Our approach to Central Americans is to roast them slightly lighter than South Americans in order to highlight the brightness in the cup and the flavourful notes.
African coffees are often considered to be very exotic, resulting from the combination of a few factors. Firstly the higher altitude that these beans grow at can affect how prominent the characteristics are and secondly the natural processing infuses the beans with the flavours from the cherry.
Kenyans and Ethiopians lead the charge from East Africa and generally carry a big body enhancing the strong sweet flavours which lean towards the citrus fruits and floral notes with a wine-like acidity.
Roasting the African coffees to a lighter profile brings out the exciting flavours and natural sweetness from the processing of the beans.
Vietnam is the largest coffee producer in the Asia region, however Indonesia cultivates the larger proportion of Arabica beans and is the country you will hear most when discussing speciality coffee. India is also becoming a well regarded producers of good quality Arabica beans.
Asian coffee are considered heavyweights due to their distinctively thick body and relatively low acidity, producing earthy, toasty and stronger spice flavours. Having a smooth feel and taking well to darker roasting these are another choice for holding the base of an espresso blend.

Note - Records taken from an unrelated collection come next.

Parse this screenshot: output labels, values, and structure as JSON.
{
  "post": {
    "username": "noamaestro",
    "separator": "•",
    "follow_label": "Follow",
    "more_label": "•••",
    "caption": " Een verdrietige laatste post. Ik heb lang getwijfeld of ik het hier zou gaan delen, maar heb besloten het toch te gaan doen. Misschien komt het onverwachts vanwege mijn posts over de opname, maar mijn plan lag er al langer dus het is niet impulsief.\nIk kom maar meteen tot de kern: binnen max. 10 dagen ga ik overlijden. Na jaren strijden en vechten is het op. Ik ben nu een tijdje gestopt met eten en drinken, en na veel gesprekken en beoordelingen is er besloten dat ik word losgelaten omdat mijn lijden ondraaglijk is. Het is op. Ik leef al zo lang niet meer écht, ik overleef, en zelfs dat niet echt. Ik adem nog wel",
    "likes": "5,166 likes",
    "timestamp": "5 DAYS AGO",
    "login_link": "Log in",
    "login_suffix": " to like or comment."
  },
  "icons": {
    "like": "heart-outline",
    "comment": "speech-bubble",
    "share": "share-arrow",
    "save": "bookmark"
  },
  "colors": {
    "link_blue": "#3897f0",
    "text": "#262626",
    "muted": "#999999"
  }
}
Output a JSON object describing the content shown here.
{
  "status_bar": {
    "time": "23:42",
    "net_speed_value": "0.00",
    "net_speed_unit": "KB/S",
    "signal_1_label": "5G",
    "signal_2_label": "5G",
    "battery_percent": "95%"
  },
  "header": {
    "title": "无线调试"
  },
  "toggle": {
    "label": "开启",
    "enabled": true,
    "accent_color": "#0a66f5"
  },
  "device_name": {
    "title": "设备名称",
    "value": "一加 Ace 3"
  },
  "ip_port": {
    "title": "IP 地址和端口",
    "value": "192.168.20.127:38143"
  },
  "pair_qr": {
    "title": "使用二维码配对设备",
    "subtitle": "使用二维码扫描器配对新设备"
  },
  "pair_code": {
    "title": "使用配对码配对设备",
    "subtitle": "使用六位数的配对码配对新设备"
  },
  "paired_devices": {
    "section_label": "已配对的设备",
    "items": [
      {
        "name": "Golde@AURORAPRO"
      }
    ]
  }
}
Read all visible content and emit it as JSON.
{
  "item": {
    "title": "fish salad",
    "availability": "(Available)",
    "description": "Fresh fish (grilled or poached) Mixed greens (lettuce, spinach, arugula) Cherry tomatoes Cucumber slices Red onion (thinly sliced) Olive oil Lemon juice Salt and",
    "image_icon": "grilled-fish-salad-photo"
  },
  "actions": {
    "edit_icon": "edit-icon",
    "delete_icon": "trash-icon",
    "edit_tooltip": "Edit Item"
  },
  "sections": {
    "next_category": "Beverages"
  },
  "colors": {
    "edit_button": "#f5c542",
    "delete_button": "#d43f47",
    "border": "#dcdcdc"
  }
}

Each coffee growing region yields beans with a vast number of characteristics and qualities. When selecting a roast profile we take into account where they are from and how they were processed to develop the tasting notes. This ensures we supply you with the best coffee and also allows you to appreciate the intricate characteristics of each bean or blend.